Spectrum Plastics. Durable plastic library cards and other encapsulated products. www.spectrumplastics.co.uk
Action Deafness Books Supplier of Sign Language Books and DVDs www.actiondeafnessbooks.org.uk
Access-it Software. Library management system designed for schools and colleges. www.accessitsoftware.co.uk
Go Green Bags Company. Eco-friendly bags. www.gogreenbags.com
Carel Press. Library promotional material for school and other libraries. www.carelpress.co.uk
MultiScreen Channel. Using television to communicate with library visitors in-house. www.multiscreen.biz
DLT Media. Supplying libraries and businesses with magazines. www.dltmedia.co.uk
Digitorial. UKPressOnline Newspaper Archive (Daily and Sunday Express,Daily and Sunday Star and Daily Mirror). www.digitorial.co.uk

and last but not least
The Amazing Adventures of Curd the Lion and us in the land at the Back of Beyond by Alan Gilliland
A self published children's book. Not the first writer to think they can match Lewis Carol, but this whimsical nonsense story stands out because of its illustrations by the author and it has a local setting - Brimham Rocks in the Yorkshire Dales. www.ravensquill.com

More Sheffield Floods!

I was at the Library Show yesterday with a SINTO coachload of librarians. The LIS could be called the "Not as good as last year show" which is what people always seem to say but it does still perform a useful role. Perhaps the idea of running it every other year might work.

I attended Phil Bradley's presentation about twitter . Phil gave a basic introduction to using Twitter and then looked at how it could be used by librarians for professional development and as a source of information. As Phil said - the first reaction to Twitter is "What is the point?" but as you get into it you find it is a useful tool and should not be ignored.

I will post some more about the show later but at one point I was at the Harwell Support Services stand, who specialise in restoration of collections after fire and flood damage, suggesting that SINTO might run an event on disaster planning.

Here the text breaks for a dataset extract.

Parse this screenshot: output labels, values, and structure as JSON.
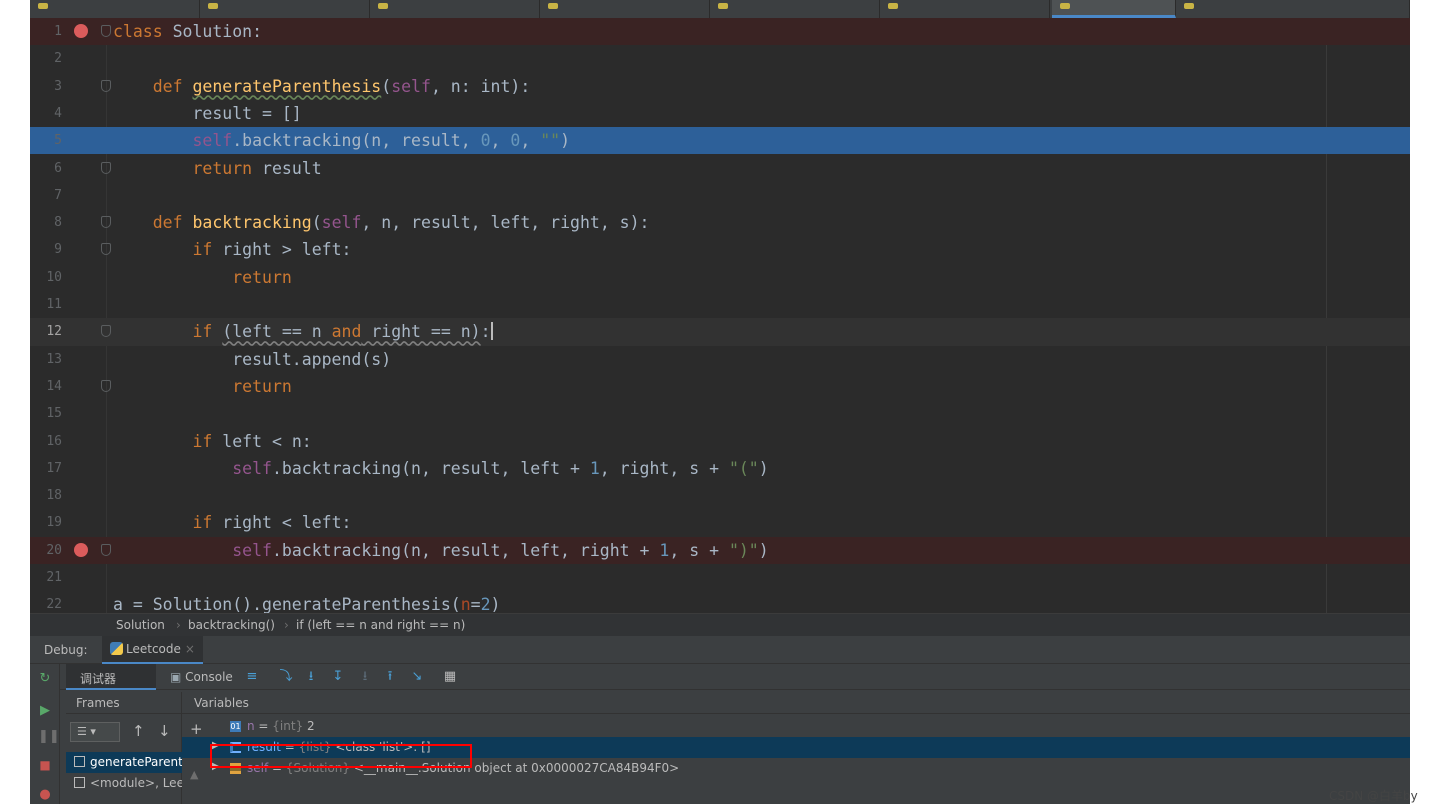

On the trip back we ran into very heavy rainfall but I don't think anyone realised how bad it was. I got off the coach at Meadowhead (and was then stranded there for a couple of hours) so I don't know how everyone else managed. There was severe local flooding causing traffic disruption and I imagine many people found it difficult to get home. Sheffield Central Library suffered flooding and is closed until further notice.

Although it was not of direct help to us at the time (no-one having mobile internet access), Twitter was to be a useful source of information on developments. As Phil had pointed out earlier, Twitter is good for breaking news. A local blogger @sheffieldblog provided regular tweets on developments and the Sheffield City Council's Press Office @SCCPressOffice also provided valuable information including first news of the Central Library closure. The University of Sheffield used Twitter for news of the closure of the Information Commons.

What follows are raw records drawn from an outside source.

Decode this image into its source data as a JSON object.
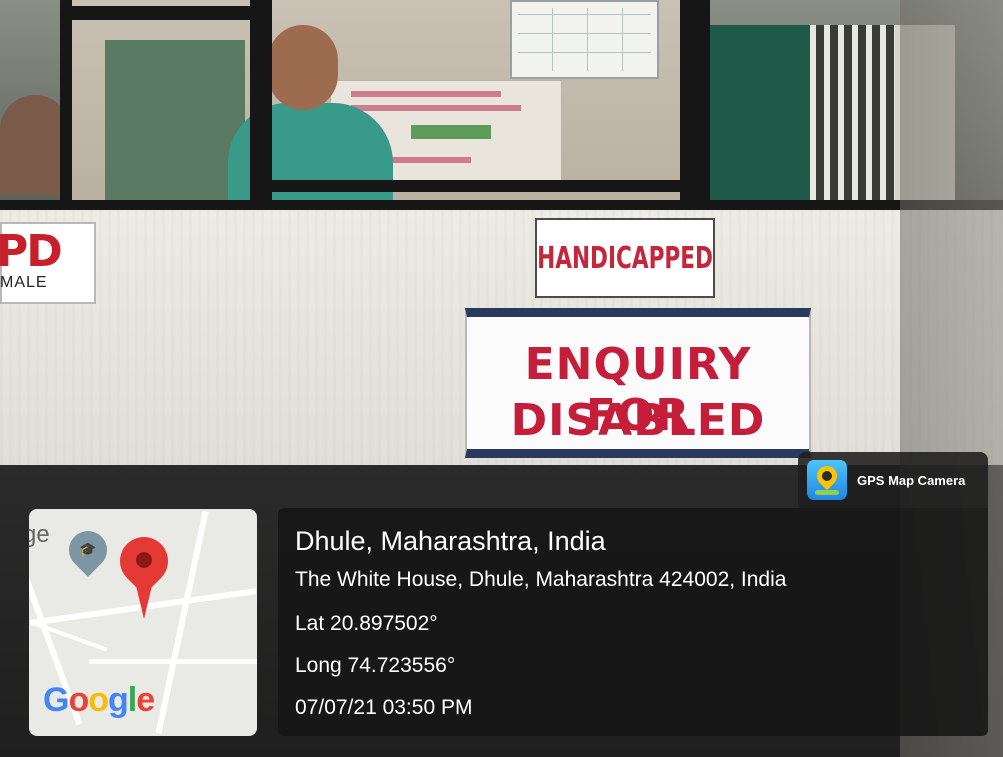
{
  "signs": {
    "opd": {
      "main": "PD",
      "sub": "MALE"
    },
    "handicapped": "HANDICAPPED",
    "enquiry": {
      "line1": "ENQUIRY FOR",
      "line2": "DISABLED"
    }
  },
  "gps_overlay": {
    "app_name": "GPS Map Camera",
    "city": "Dhule, Maharashtra, India",
    "address": "The White House, Dhule, Maharashtra 424002, India",
    "latitude": "Lat 20.897502°",
    "longitude": "Long 74.723556°",
    "timestamp": "07/07/21 03:50 PM",
    "map": {
      "label_fragment": "ge",
      "google": [
        "G",
        "o",
        "o",
        "g",
        "l",
        "e"
      ]
    }
  },
  "colors": {
    "sign_red": "#c41e3a",
    "sign_navy": "#2a3a5c",
    "overlay_bg": "#161616",
    "pin_red": "#e53935"
  },
  "icons": [
    "graduation-cap-pin-icon",
    "location-pin-icon",
    "gps-map-camera-logo-icon"
  ]
}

I have always thought that public libraries should have a more active role in such situations. They could act as a valuable source of information to their local communities by seeking out information from websites, blogs and Twitter and passing it on. They are the link between the information rich and the information poor.

Friday, 5 June 2009

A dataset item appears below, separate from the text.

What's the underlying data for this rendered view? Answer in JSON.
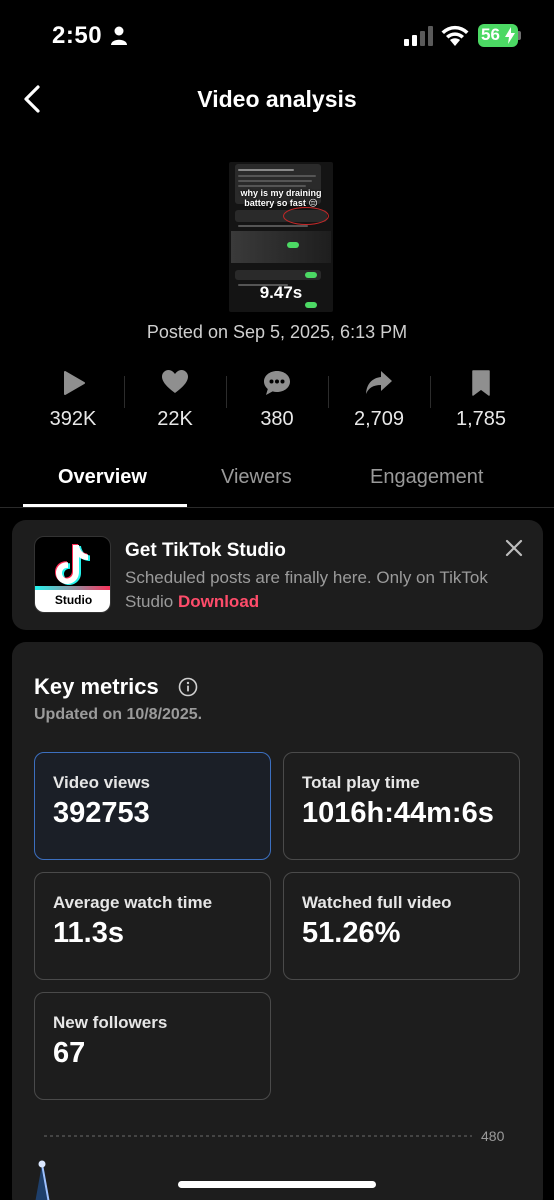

Twitter as a resource for business information librarians

Twitter is a microblog - that is an application where you can post short messages which other people can then choose to follow. It can be used to keep your friend informed of what you are doing or it can be used professionally to disseminate information.

There is growing interest in the use of Twitter as a business tool in different areas. For example Phil Bradley recently wrote a piece in Library & Information Update about Twitter and librarians (April 2009). I will look at how Twitter might be a useful tool for the business information librarian.

One advantage of Twitter is that each post (tweet) has to be short, no more than 140 characters. As information overload and information obesity are major problems this enforced brevity can be very useful. Many people use Twitter to tell their followers about items they have posted on their blogs or websites so tweets can be seen as an alternative to RSS feeds. Regular checks of your Twitter feeds can keep you in touch with a wide range of useful sources of information.
Twitter is a form of social computing so it can be used not just for a one-way flow of information but as a networking tool to maintain a dialogue with colleagues. You can make use of this yourself and you can promote this to your users (e.g. small businesses which may feel isolated).

A probem with Twitter is that it is a very informal means of communication with many tweeters indulging in personal comments and asides. This is fun in small doses but can be a problem if you are trying to use it as a source of hard information. The business librarian probably needs to look at Twitter in three ways. First there are those tweets that are useful to you as a source of information. Second, tweeters that it would be useful for you to network with. Third, the wider world of business tweets that may be of interest to your users.

Sources of Information
(It is usual to prefix Twitter user names with @. When searching for people on Twitter do not use the @ prefix.)

@BIPC. British Library Business and Intellectual Property centre. Provides links to the new BIPC website.
@PATLIBUK. Supporting the UK's Inventers and Entrepreneurs with specialist patent and IP information and services
@baplig. Business and Patents. Leeds Library providing information for business, companies, inventors & students on patents, trademarks, copyright, designs, market research and much more.
@karenblakeman. Karen Blakeman. Karen is well known for her business information blog.
@intutebusiness. Intute Business. Covers the Intute Business website.
@BusinessLinkGov. Business Link

Networking
A useful way of developing a network using Twitter is to find someone of interest and look at who is following them and who they are following. Useful starting points might be:
@baplig (listed above)
@cityinfogroup. CiG A community for .people who work in and around the City of London, and utilise business and commercial information.
@tadpole99. Alison Williams. Business librarian by day. Haiku librarian by night.

General business tweets
There are of course thousands of these! Just Tweet It (http://justtweetit.com) is a directory of people who tweet organised by categories. However many of the categories contain hundreds of entries and most will be US based. There is a Twitter for Business section which includes "50 ideas on using Twitter for Business".

Here is a small selection of tweets I have come across:
@s4startups
@jennifersmith
@women_unlimited
@smallbiztweets
@businessnews
@TimesBusiness

And last, but not least - don't forget @SINTOcarl for keeping up-to-date with all things SINTO.

Thursday, 4 June 2009

Libraries using Twitter & Facebook

Public libraries in our region (Yorkshire and East Midlands) have not on the whole been early adopters of Web 2.0 technologies. At the SINTO Members' Day on 26th June there will be a presentation from Rotherham Libraries about their use of Facebook and Leeds Central Library has a Twitter feed. Apart from that I know of no other public libraries using these tools. (see the list provided by Mike Stores on the JISC Lis-pub-libs list.)
Does that indicate that public libraries in our region are old-fashioned and out-of-date? Or does the low uptake mean that most libraries have concluded that this is just not an effective marketing tool and there is no point in wasting resources on it? The Leeds Twitter feed has 93 followers (i.e. people who are receiving the tweets) but over half of these are other libraries or organisations and only 40 are individuals who may, or may not, be library users in Leeds. This does not suggest that Twitter is having a large impact in the target audience.
Twitter is often portrayed as a useful way of communication with a younger demographic and one which libraries need to reach out to - but if the basic library offer is not attractive to this group then no amount of Twittering will work on its own. However, as part of a package including greater use of e-books and on-line services, Twitter could be a useful tool. When we walk through the doors of our libraries and into our place of work we cut ourselves off from our customers. No matter how good we are at doing our job we always have to reach out to our customers and potential customers. Twitter and other Web 2.0 tools are one way of doing this.